The crisis in the US housing market continues to grow and overnight we got a strong reminder of the extent of the crisis, and the chilling fact that it is worsening, not stabilising. In fact the way the industry is continuing to slide could very well drag the US lower, in spite of whatever action the Fed might take.
US home foreclosures doubled in September, compared to September 2006, and Countrywide, America’s biggest mortgage lender, said late payments rose.
RealtyTrac said in its monthly report on housing figures that the number of foreclosures jumped to 223,538 last month, 99% higher than the number last year, though 8% lower than in August. California had the biggest number of foreclosures (51,259) with Florida second (33,354).
The news came just before Countrywide Financial said delinquencies as a percentage of unpaid loans had risen to 5.85% from 4.04% a year ago.
New loans issued by Countrywide fell 44% last month as home sales slowed and pending foreclosures as a percentage of unpaid balances more than doubled, from 0.51% to 1.27%.
Showing the extent of the slowdown, Countrywide said it’s overall mortgage loan funding totalled $US21 billion in September, down from $US38 billion in September of last year. Daily mortgage loan applications dropped 39%, driven by the weaker market conditions and tougher underwriting standards as the company moved away from subprime deals.
Countrywide is still in business, thanks to the support of a $US2 billion equity injection from Bank of America and $US12 billion of standby loan facilities, but CEO Angelo Mozilo, has been sprung changing the rules on authorised share sales to suit himself, meaning he sold around $150 million worth of shares in December and February on the eve of the subprime mortgage problem erupting. Those sales are being investigated by authorities.
And a separate transaction this week saw Mozilo exercise options for 139,918 shares for $US9.94 apiece, then sell all of the shares on the same day for $US18.74 each, generating a $US1 million profit.
RealtyTrac indicated it saw the situation worsening because the jump in foreclosures was in part due to subprime borrowers being unable to make payments after their interest rates were reset (on so-called ARM mortgages). Nearly half a million such loans will reset over the next month, and that is pointing to the problem deepening. A further 2.3 million such mortgages will reset from November well into 2008.

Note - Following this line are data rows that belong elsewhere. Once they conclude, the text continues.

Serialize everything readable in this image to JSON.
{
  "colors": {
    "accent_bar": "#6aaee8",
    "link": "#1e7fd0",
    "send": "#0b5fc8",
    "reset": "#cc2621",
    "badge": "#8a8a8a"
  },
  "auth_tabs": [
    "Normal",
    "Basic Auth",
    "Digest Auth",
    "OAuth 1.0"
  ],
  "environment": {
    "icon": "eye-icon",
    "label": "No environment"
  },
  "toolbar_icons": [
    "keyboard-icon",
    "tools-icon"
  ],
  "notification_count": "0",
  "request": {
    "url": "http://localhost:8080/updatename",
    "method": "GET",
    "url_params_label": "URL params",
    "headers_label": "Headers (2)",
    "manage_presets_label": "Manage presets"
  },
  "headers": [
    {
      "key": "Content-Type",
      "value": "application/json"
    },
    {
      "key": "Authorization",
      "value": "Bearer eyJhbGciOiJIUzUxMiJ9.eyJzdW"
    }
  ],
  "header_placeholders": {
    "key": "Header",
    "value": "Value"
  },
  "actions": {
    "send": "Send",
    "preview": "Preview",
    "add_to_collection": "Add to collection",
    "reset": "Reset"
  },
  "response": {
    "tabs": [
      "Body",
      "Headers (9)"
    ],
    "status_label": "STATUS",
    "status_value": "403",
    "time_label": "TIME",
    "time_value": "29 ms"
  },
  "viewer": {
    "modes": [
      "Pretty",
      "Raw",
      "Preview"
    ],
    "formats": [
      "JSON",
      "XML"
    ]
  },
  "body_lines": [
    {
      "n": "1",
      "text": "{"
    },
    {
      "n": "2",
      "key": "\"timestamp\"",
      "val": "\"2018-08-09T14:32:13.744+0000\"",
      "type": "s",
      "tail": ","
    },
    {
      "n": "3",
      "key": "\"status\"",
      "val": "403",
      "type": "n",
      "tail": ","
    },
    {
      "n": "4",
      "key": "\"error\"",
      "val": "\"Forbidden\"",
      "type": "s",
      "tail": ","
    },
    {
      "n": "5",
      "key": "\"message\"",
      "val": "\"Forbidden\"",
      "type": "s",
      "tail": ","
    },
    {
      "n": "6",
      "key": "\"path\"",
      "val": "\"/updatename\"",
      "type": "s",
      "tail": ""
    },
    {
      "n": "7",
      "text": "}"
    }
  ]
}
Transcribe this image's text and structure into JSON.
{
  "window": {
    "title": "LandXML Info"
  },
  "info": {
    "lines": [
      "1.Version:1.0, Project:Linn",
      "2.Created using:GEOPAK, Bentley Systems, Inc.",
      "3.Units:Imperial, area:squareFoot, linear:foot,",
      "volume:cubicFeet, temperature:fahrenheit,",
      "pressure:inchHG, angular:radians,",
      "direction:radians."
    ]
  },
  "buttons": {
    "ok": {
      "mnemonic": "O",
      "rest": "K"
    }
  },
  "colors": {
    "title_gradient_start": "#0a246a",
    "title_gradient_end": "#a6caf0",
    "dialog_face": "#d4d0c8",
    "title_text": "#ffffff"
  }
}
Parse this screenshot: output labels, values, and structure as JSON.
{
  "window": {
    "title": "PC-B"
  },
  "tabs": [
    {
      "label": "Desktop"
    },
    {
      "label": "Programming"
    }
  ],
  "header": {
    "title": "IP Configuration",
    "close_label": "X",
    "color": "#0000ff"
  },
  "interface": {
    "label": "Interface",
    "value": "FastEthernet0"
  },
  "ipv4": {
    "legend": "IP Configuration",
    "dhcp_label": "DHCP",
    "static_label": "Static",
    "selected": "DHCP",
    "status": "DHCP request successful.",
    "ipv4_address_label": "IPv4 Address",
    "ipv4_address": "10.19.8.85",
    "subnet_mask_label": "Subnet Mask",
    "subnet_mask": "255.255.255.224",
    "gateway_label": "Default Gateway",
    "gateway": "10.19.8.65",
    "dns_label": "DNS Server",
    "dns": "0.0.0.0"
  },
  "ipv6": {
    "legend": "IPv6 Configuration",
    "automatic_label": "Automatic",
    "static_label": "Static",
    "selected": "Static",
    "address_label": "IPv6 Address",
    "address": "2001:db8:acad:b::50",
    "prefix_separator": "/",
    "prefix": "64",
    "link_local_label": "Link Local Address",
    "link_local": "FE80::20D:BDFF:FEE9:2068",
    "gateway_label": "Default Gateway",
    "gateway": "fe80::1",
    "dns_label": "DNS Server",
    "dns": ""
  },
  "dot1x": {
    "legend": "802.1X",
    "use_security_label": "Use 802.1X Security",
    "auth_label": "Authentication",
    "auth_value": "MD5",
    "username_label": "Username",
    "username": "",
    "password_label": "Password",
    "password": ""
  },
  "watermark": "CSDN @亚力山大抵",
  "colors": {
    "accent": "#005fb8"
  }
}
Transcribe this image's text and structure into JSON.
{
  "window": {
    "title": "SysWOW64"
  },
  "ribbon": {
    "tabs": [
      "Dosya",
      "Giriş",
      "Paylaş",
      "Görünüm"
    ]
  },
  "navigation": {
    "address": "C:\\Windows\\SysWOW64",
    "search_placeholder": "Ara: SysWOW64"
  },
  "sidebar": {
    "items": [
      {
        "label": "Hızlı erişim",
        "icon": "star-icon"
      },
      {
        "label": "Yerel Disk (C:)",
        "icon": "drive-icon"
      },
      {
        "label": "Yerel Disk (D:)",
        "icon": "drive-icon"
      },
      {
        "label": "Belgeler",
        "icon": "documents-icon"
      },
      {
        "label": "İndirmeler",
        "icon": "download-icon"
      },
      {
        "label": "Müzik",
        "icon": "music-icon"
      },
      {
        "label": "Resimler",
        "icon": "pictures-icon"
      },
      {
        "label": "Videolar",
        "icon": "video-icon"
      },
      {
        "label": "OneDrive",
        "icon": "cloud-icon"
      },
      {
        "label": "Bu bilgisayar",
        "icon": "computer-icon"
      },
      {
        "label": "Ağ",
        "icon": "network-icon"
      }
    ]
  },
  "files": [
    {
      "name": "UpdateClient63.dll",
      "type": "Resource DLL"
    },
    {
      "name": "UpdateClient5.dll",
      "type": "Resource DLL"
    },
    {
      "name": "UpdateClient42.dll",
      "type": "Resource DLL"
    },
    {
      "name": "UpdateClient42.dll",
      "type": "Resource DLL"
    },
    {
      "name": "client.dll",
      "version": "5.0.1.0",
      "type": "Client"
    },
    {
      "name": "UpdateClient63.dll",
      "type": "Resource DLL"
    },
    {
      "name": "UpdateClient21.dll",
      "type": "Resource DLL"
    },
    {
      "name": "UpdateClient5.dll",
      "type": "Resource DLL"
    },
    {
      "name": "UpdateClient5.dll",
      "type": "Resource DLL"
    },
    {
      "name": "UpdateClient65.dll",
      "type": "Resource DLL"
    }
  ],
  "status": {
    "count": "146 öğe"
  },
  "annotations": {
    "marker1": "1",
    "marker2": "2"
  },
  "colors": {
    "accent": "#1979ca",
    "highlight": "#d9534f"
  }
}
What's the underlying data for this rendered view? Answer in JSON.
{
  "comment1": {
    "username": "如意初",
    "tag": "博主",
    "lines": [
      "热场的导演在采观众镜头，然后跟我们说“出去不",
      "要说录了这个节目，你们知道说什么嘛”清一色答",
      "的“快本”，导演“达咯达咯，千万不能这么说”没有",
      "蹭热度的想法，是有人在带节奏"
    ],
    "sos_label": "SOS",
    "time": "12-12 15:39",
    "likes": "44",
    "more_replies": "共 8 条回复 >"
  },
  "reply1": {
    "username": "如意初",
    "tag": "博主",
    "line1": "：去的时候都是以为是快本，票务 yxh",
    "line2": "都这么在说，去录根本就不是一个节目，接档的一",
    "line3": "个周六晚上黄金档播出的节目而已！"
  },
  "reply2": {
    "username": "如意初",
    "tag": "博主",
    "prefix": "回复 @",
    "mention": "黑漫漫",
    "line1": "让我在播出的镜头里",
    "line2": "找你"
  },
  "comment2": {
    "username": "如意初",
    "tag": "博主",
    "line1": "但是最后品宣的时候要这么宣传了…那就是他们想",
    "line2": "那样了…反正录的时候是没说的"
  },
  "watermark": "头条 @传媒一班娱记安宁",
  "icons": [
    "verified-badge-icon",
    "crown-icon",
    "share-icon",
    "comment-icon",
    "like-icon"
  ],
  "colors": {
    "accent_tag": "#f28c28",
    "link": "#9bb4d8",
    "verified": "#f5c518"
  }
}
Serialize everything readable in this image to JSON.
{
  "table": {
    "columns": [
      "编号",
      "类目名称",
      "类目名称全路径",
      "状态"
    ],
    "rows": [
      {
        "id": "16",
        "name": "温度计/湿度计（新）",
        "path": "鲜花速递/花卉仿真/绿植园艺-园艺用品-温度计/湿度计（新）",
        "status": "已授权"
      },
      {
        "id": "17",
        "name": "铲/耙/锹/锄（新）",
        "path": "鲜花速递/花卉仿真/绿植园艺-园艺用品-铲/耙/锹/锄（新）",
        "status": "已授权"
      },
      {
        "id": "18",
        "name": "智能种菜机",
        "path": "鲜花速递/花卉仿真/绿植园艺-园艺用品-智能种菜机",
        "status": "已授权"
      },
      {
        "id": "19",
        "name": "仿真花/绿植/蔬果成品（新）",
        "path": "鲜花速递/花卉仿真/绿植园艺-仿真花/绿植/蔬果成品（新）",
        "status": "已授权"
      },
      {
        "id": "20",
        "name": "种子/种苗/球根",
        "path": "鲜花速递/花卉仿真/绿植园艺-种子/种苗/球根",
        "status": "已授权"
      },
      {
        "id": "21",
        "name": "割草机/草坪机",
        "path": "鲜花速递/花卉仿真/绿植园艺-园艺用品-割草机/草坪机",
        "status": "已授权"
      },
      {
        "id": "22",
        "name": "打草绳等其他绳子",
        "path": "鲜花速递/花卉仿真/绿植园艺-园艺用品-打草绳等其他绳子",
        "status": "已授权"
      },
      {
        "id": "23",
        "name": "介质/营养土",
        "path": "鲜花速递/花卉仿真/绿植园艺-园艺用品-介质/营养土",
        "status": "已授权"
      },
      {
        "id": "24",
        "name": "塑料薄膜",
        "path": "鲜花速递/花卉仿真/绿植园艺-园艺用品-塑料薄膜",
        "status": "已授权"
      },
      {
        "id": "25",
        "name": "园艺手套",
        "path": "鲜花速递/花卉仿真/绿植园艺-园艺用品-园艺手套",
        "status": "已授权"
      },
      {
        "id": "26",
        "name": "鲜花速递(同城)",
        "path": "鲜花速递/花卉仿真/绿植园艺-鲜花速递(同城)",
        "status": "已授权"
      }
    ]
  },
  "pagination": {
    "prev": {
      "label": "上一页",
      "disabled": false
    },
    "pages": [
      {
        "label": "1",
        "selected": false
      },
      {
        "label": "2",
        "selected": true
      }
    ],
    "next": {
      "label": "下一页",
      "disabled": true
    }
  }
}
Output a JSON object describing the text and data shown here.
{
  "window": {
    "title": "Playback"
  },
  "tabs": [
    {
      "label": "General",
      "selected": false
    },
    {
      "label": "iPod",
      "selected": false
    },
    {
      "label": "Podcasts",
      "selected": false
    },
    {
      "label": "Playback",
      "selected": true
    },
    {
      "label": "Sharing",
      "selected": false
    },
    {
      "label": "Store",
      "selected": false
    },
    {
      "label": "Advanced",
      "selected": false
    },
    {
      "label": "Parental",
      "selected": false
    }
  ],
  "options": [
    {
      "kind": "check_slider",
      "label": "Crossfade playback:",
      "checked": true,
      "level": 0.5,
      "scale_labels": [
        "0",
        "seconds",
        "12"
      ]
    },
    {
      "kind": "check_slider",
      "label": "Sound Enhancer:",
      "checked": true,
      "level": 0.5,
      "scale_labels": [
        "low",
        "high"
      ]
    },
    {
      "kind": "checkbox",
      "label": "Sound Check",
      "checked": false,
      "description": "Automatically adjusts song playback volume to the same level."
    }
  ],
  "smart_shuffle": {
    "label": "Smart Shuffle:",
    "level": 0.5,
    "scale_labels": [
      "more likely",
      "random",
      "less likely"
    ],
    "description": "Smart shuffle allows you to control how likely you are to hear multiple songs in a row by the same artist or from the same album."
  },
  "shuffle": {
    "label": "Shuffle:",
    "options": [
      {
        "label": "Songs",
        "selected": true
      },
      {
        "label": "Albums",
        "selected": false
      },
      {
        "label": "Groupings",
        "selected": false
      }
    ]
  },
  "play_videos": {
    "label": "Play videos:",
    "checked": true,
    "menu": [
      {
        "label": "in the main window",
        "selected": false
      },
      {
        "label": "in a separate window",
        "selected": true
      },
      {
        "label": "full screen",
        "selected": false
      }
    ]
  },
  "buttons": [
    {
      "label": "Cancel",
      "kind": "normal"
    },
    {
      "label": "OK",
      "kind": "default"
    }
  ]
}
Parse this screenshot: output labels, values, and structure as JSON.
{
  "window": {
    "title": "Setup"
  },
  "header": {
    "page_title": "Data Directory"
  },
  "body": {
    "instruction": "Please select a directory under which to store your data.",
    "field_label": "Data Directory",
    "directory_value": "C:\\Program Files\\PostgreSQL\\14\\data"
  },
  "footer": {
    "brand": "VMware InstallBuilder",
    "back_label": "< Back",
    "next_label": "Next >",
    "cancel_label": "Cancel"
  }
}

Ratings agency, Moody’s made a judgment on the outlook for housing by dropping its rating of three housebuilders Centex, Pulte Homes and Lennar (among the top builders) to Ba1, a non-investment grade rating. The rating agency said it did not foresee improvement in the housing market until 2009 at the earliest.
And the industry group for US real estate agents now believes this year’s decline in sales of existing home will be steeper than previously forecast. In its eighth straight downwardly revised forecast, the National Association of Realtors says existing home sales will fall 10.8% below 2006 figures. Sales of new homes are expected to finish 2007 at the lowest level in a decade.
The group’s outlook for 2007 homes sales has grown more pessimistic as the year has gone on: back in February it said sales of existing home sales would only fall 0.6% in 2007.
In its October report, the association says 5.78 million existing homes will be sold in 2007, down from 6.48 million last year. It would be the lowest annual figure since 2002, when sales hit 5.63 million. Next year, the group forecasts existing home sales to rise to 6.12 million, 2.4% down on its forecast in September.